Sustainable Production Methods

9th December 2020

Do you know where the wood for your Clarinet came from? What do you know about the methods used to obtain or produce it? Have you considered the full lifecycle of your musical instrument (of any type) from raw materials to your hands? Many of us probably don’t give enough thought to these questions. Here at Dawkes we’re determined to bring you more information about the sustainability of products, and learn more from our suppliers about the responsible actions they take in production.

We’ve been lucky enough to visit factories and manufacturers around the world and can say that all things are not equal. From the way raw materials are procured to the conditions that are present in the factories. This can be to do with workers, materials and disposal of waste. Running a responsible operation comes at a financial cost and sometimes if instruments are extremely cheap, it’s worth considering why.

In this first blog we check out Yamaha’s commitment to a more sustainable future and methods of production…

Yamaha’s commitment to sustainable timber procurement for clarinet making

As the world’s largest musical instrument producer, Yamaha believes in the power of music making to inspire creativity, build communities and help people make a positive impact on the world. And as many musical instruments are primarily made of wood, Yamaha is equally committed to minimising its impact on the natural world through a series of strict policies and directives designed to better conserve this precious resource and to ensure its availability for continued use in the future.

The Yamaha Group Timber Procurement Policy sets forth directives for timber usage while the Yamaha Supplier CSR Code of Conduct clearly stipulates points related to the harvesting and trading of timber resources that suppliers are requested to observe. This policy and code guide the Yamaha Group in conducting sustainable procurement that is friendly to the environment and biodiversity and in fully utilising timber, a highly renewable resource, without waste.

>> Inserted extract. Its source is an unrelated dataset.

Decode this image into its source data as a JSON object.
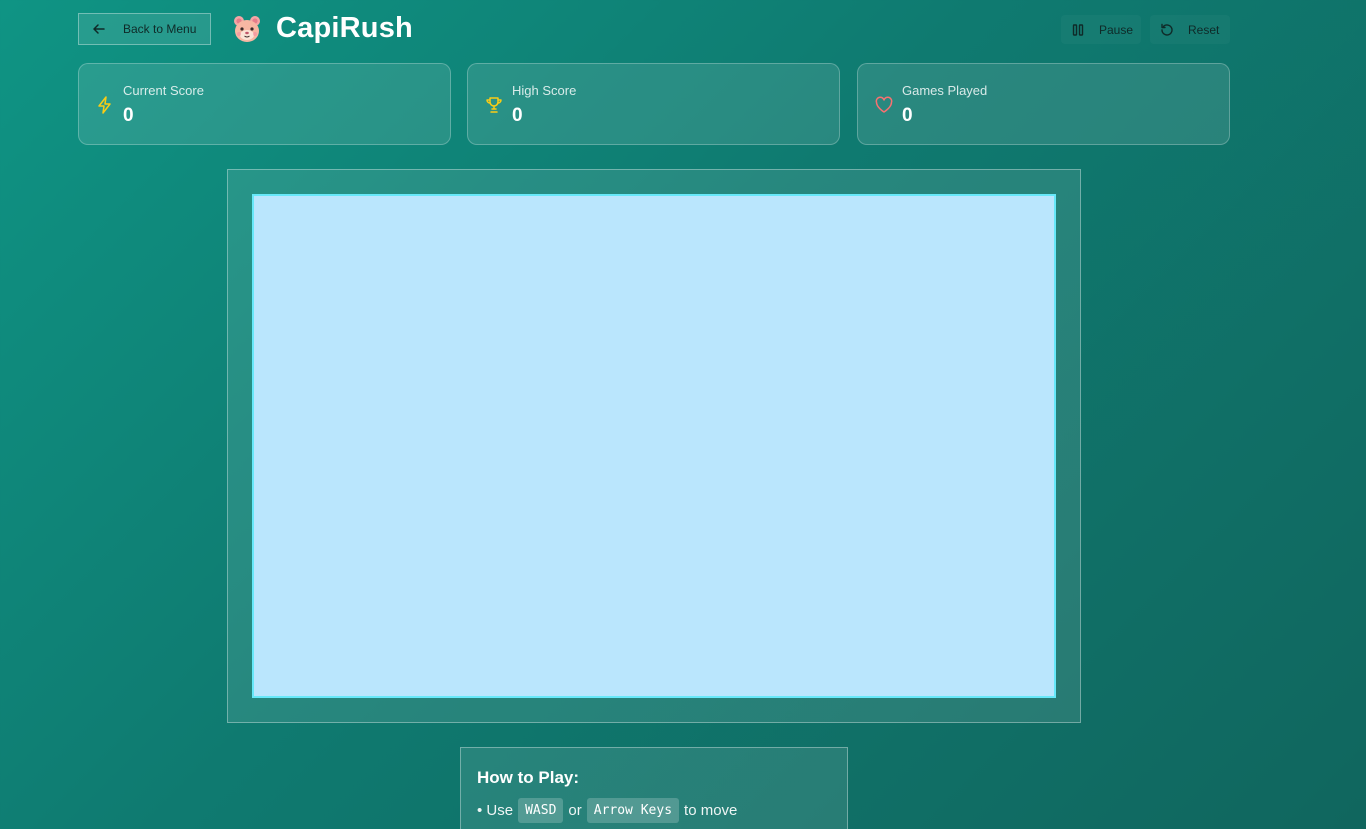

Putting tree planting at the heart of forest management

Sourced in Tanzania and used in the manufacturing of Clarinets, African Blackwood is classified as near threatened by the Red List of Threatened Species compiled by the International Union for Conservation of Nature and Natural Resources, and a downward trend in the resource volume has been seen in recent years. After investigating the management of forests and the ecological status of the trees within them, including distribution, growth, and natural regeneration, Yamaha discovered that sustainable procurement is possible with proper forest management. 

So in the three years to 2020, Yamaha has initiated the planting of approximately 6,000 seedlings. The ongoing monitoring of growth after planting confirms the survival and growth of around 80% of the roughly 1,500 seedlings originally planted in 2018. As the fundamental knowledge required to raise high-quality trees is accumulated, so Yamaha continues to embed and expand seedling cultivation and tree planting activities at the heart of forest management activity for the local community. In addition, Yamaha has formed partnerships with local timber producers and is conducting initiatives aimed at the effective use of existing resources, including procuring timber from forests that have been certified as being sustainably managed and improving the usage efficiency of wood materials.

And timber is just the start

In addition to activities designed to ensure the sustainable use of natural materials, Yamaha is developing alternative materials such as biomass-derived resins that can be substituted for scarce timber and adopting sustainable materials. At Yamaha’s Xiaoshan plant in China which manufactures student wind instruments, approximately 80% of wastewater is now reused for manufacturing processes since the installation of a treatment facility that purifies wastewater to the level of pure water. And, of course, the Yamaha Group complies with laws and ordinances related to recycling products and packaging in relevant countries and regions.

Further Reading

Prevention of Pollution (Monitoring of and Compliance with Laws and Regulations)